Annette Whitaker, a junior at JPII, made her second trip to the march this year. “When I came to JPII, I did not really know much about abortion and the sanctity of life and how sacred that is,” said Whitaker, who is not Catholic. But she’s learned a lot about the issue in theology classes, especially this year when the class is focused on social justice issues.
“I definitely think our generation is raising more awareness” of the issues surrounding respect for life, said Whitaker, “especially when you’re at the march and look around and everybody else is our age.”
Roushdi is optimistic the culture will change the way it thinks about abortion. “It’s only going to get better. My generation can make a huge difference and actually make some changes,” she said.
Participating in the March for Life can change people’s attitudes, Staley said. “The transformation definitely takes place,” Staley said. “A lot of teens go because they hear its cool. But to be in the march and see seminarians praying the rosary on your right and a woman on your left carrying a sign that says ‘I am a product of a rape conception and I love my life,’ their hearts are transformed. Their understanding of why life is so important is totally changed.
“I think it’s something that surprises them,” Staley added. “It’s not something they planned for.”

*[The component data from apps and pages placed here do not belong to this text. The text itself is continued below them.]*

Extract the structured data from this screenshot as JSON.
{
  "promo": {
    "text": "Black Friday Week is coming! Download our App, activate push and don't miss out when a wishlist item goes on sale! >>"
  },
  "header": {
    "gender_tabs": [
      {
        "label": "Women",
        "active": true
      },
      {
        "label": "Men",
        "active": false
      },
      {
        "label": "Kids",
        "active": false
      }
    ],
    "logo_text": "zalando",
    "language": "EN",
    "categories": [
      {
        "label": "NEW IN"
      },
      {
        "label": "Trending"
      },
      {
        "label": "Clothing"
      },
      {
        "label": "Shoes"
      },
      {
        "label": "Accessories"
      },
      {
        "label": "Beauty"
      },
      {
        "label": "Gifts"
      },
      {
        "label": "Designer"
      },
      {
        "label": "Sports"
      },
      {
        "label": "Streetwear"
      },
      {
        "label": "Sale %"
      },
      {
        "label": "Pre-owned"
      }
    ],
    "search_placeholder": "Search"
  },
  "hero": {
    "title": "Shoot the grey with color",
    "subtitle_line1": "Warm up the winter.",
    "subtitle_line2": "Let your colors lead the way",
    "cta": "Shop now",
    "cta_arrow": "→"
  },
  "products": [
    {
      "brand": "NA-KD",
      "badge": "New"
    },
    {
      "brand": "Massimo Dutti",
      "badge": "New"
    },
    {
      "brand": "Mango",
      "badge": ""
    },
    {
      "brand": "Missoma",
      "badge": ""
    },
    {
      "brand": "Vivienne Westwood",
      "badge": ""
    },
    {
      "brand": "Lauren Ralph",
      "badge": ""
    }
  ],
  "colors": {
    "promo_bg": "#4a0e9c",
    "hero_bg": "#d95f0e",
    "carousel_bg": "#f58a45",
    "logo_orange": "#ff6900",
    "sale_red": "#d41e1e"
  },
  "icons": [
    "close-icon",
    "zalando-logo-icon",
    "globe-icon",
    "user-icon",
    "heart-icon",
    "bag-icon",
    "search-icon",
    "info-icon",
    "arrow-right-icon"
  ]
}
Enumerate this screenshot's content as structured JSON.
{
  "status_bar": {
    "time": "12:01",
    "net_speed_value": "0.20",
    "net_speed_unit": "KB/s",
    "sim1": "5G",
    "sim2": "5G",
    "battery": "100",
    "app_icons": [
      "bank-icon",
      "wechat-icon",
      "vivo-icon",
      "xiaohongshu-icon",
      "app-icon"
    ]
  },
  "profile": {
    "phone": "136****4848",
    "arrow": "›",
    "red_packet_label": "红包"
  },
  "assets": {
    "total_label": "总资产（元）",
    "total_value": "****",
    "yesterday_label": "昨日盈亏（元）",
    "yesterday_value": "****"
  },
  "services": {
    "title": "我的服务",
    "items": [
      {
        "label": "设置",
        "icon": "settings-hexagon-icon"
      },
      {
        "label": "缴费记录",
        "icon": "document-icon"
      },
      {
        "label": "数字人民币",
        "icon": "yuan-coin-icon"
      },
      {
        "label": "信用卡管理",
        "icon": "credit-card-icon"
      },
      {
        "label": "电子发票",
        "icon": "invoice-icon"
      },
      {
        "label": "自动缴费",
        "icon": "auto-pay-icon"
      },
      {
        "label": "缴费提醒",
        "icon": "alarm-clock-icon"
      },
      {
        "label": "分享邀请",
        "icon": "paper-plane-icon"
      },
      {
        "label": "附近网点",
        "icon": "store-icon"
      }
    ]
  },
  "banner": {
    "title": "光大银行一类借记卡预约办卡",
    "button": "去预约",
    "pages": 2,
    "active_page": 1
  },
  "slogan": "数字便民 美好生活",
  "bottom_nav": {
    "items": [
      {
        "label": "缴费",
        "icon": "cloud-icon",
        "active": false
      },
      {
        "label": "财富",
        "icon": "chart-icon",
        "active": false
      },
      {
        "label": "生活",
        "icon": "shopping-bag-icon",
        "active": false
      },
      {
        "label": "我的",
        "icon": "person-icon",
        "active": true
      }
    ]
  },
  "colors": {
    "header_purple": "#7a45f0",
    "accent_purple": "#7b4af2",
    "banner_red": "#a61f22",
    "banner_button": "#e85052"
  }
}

The youth and their chaperones from the Diocese of Nashville and the Diocese of Knoxville pose on the front steps of the Basilica of the National Shrine of the Immaculate Conception after morning Mass on Friday, Jan. 23, 2015. The group from Nashville are the left two sections of the steps and the group from Knoxville are on the right. They were in Washington, DC to take part in the annual March for Life held on the anniversary of the Roe v. Wade decision by the supreme court which legalized abortion. The walk was on January 22.